As a personal trainer, you need to inform your clients that these are misconceptions. Let them know that they will not over develop their abs from performing resistance ab exercises. Instead, this will help them achieve a better-looking core. When designing their program, avoid creating an abdominal program made only of bodyweight exercises and high reps.
ISSA has an exercise database with detailed video demonstrations for abs and core exercises. This can help your programs and keep them from becoming dull and ineffective.
Abdominal Muscle Group Anatomy
To create an effective ab workout program, study and understand the anatomy of the entire muscle group:
- Rectus abdominis
- Transverse abdominis
- Internal obliques
- External obliques
These muscles all work together to maintain posture, support trunk rotation, keep body balance and stabilize the spine.
Posture has a huge impact on ab strength and should always be addressed in a client's program. Clients who are sitting a lot throughout the day will often experience bad posture. Increasing the core muscle activation and strength through training will help improve posture and trunk stabilization.
Core muscles are the midline of the body supporting all movement throughout activities of daily living and exercise. Strengthening the midline of the body will translate to other body part weaknesses and movements adding improvements to overall body function.
This is the main muscle that provides the six-pack appearance. The function of this muscle is mainly postural control. When exercising the rectus abdominis, your client will experience a good amount of flexion in the lumbar spine.
This is the deepest abdominal muscle located underneath the rectus abdominis. This muscle helps stabilize the spine and the pelvis. Better stability in this area results in a more active core.
The internal and external obliques both activate through rotational and side flexion movements. The internal obliques are deep under the external obliques.
The Best Exercises to Get Abs
To successfully train the core, you must target all parts of the abs through a variety of movement patterns. Each exercise should involve each muscle, but depending on the exercise type, some muscles will activate more than others. The reverse crunch exercise, straight leg toe touches, and a dumbbell get up will target the rectus abdominis.

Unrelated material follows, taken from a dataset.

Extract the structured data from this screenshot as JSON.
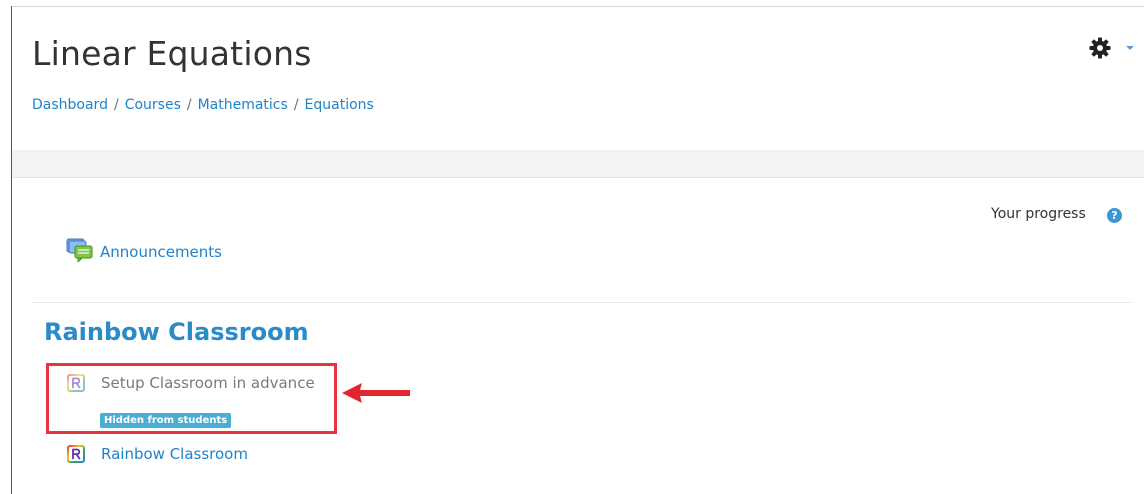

To target deeper abdominal muscles like the transverse abdominis have your client perform forearm planks, dead bugs, bicycle crunches, and static leg raises. These exercises produce a high amount of isometric contractions with the spine staying in a neutral position throughout the duration of the exercise. This helps activate the transverse abdominis muscle more than the others.
Effective oblique exercises are Russian twists, decline oblique crunches, and cable woodchoppers. Any type of rotational movement or side bends helps target the oblique muscles.

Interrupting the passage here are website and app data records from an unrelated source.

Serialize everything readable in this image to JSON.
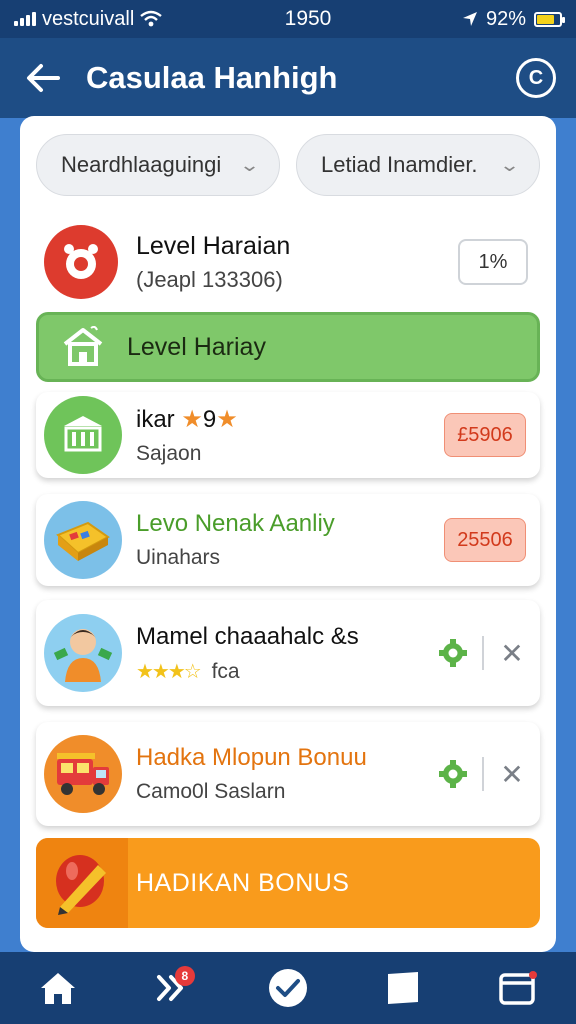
{
  "status_bar": {
    "carrier": "vestcuivall",
    "time": "1950",
    "battery": "92%",
    "battery_level": 0.7
  },
  "header": {
    "title": "Casulaa Hanhigh",
    "back_icon": "arrow-left-icon",
    "action_icon": "circle-c-icon",
    "action_label": "C"
  },
  "filters": [
    {
      "label": "Neardhlaaguingi",
      "icon": "chevron-down-icon"
    },
    {
      "label": "Letiad Inamdier.",
      "icon": "chevron-down-icon"
    }
  ],
  "level": {
    "title": "Level Haraian",
    "subtitle": "(Jeapl 133306)",
    "pill": "1%",
    "icon": "alarm-clock-icon"
  },
  "green_banner": {
    "label": "Level Hariay",
    "icon": "house-icon"
  },
  "cards": [
    {
      "title": "ikar",
      "title_suffix": "9",
      "subtitle": "Sajaon",
      "badge": "£5906",
      "icon": "bank-icon",
      "rating_stars": 2
    },
    {
      "title": "Levo Nenak Aanliy",
      "subtitle": "Uinahars",
      "badge": "25506",
      "icon": "gift-box-icon"
    },
    {
      "title": "Mamel chaaahalc &s",
      "subtitle": "fca",
      "rating": 3.5,
      "icon": "person-avatar-icon",
      "actions": [
        "gear-icon",
        "close-icon"
      ]
    },
    {
      "title": "Hadka Mlopun Bonuu",
      "subtitle": "Camo0l Saslarn",
      "icon": "truck-icon",
      "actions": [
        "gear-icon",
        "close-icon"
      ]
    }
  ],
  "orange_banner": {
    "label": "HADIKAN BONUS",
    "icon": "pencil-balloon-icon"
  },
  "bottom_nav": [
    {
      "icon": "home-icon"
    },
    {
      "icon": "double-chevron-icon",
      "badge": "8"
    },
    {
      "icon": "compass-check-icon"
    },
    {
      "icon": "chat-square-icon"
    },
    {
      "icon": "window-icon"
    }
  ],
  "colors": {
    "header": "#1e4d85",
    "status_bar": "#173f73",
    "background": "#3f7fcf",
    "green": "#7fc86a",
    "orange": "#f99b1c",
    "red": "#dd3b2e",
    "card2_title": "#4a9d2a",
    "card4_title": "#e3740f"
  }
}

To build better abs you want to create a program for your client that is going to be as safe, fun, and effective. Everyone wants quick results, therefore incorporate exercises that target all four muscles at the same time to get even more muscle activation than if you targeted each muscle individually. The best exercises to highly stimulate all ab muscles at once are the Turkish get up, pallof press, plank, hanging leg raises, and hanging windshield wipers.

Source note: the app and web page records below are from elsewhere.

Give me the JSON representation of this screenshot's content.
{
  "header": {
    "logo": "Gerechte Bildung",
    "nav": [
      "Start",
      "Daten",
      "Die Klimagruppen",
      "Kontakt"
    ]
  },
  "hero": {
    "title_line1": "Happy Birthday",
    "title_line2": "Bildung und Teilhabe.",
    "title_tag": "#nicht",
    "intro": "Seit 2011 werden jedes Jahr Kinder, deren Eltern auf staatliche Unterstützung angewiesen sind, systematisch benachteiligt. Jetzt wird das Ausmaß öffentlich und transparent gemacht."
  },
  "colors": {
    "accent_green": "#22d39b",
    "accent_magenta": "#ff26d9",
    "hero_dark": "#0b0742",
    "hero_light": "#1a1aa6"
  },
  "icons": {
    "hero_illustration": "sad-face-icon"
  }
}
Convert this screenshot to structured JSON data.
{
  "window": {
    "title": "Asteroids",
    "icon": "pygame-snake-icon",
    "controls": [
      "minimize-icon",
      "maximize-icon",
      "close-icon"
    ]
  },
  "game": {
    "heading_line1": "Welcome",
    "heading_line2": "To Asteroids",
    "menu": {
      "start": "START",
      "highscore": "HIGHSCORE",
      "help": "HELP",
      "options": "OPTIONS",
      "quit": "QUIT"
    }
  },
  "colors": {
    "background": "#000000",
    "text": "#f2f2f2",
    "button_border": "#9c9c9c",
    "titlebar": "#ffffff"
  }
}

Aim to avoid implementing crunches or sit-ups, as these tend to have more drawbacks than they do benefits, especially on the lower back, discs, and vertebrae. When performing crunches, extra tension is applied to the hip flexors and can cause a pull on the lower back region that creates pain in the area.
Head over to ISSA’s Fitness Trainer Certification page to learn how you can become a certified trainer and help clients achieve the body of their dreams. The course will help you grow as a professional and allow you to incorporate the correct anatomy, physiology, kinesiology, and body mechanic terminology when communicating with clients.